> **The task**: Your answer should consist of each line below that includes the word "user".

> **Extracted records**:
----------

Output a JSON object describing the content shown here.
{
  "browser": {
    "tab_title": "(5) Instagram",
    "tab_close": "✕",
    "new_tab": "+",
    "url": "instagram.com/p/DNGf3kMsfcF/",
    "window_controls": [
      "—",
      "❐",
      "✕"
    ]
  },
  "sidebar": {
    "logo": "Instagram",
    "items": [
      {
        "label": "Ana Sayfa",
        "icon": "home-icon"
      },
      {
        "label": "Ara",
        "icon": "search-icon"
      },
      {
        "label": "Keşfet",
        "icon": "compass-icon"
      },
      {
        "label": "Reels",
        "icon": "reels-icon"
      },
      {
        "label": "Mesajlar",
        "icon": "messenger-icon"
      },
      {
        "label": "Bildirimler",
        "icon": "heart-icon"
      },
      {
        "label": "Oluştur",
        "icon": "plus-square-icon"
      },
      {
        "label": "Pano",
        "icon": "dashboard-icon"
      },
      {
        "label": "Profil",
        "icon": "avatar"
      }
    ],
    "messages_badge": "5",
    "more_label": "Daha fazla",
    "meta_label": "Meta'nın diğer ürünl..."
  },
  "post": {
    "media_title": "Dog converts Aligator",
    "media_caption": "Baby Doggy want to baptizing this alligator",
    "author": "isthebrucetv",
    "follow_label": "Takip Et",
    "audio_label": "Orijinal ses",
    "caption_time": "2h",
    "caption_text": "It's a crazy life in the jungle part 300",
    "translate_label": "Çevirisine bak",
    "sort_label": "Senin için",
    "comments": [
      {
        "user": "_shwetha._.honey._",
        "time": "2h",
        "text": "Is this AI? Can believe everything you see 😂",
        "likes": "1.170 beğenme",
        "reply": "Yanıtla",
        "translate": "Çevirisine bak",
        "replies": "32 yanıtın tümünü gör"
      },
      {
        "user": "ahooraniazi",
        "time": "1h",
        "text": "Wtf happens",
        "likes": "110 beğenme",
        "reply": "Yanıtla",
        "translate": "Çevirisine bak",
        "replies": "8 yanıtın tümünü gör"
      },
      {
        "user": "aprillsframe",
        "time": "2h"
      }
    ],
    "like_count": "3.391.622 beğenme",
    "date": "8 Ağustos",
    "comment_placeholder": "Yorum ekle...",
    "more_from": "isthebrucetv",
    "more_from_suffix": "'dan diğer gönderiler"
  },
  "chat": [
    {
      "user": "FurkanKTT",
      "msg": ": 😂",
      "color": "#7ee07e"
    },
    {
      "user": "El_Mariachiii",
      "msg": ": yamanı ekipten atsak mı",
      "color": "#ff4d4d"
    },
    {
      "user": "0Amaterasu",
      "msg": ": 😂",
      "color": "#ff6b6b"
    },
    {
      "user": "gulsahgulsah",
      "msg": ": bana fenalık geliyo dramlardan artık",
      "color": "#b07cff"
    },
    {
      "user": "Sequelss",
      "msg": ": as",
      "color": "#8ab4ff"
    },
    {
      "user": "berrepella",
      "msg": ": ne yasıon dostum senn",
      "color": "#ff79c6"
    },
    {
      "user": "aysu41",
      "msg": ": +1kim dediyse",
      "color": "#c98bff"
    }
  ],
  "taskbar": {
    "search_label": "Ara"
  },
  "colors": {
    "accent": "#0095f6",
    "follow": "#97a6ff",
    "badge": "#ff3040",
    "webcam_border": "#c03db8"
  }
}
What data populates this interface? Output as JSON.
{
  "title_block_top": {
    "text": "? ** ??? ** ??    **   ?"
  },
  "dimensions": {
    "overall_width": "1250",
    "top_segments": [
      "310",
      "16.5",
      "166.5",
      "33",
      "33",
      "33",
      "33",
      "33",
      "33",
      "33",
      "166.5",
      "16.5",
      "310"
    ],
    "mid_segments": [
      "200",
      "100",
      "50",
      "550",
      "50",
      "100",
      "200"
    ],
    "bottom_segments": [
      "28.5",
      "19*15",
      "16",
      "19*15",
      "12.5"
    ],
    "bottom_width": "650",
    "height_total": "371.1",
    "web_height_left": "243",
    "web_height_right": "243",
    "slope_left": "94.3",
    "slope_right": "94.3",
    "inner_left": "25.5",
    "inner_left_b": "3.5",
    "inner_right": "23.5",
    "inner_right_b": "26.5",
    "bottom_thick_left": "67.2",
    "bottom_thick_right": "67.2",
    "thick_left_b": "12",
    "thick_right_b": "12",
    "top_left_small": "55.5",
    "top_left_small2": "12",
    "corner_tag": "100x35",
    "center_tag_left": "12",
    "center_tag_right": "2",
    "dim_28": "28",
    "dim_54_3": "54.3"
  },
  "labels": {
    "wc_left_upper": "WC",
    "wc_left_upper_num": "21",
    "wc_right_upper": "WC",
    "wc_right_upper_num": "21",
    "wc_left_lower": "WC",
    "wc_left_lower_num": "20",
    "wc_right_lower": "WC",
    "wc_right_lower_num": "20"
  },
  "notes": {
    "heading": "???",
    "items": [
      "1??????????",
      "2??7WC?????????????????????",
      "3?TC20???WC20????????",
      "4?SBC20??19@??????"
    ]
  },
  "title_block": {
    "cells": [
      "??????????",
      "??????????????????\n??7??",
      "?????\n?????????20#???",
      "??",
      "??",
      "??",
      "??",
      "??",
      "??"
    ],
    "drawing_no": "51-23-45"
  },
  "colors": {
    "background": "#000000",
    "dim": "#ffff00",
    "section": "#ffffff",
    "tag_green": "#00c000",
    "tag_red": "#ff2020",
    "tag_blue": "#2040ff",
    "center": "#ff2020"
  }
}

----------

> **Answer to the problem**:
        "user": "_shwetha._.honey._",
        "user": "ahooraniazi",
        "user": "aprillsframe",
      "user": "FurkanKTT",
      "user": "El_Mariachiii",
      "user": "0Amaterasu",
      "user": "gulsahgulsah",
      "user": "Sequelss",
      "user": "berrepella",
      "user": "aysu41",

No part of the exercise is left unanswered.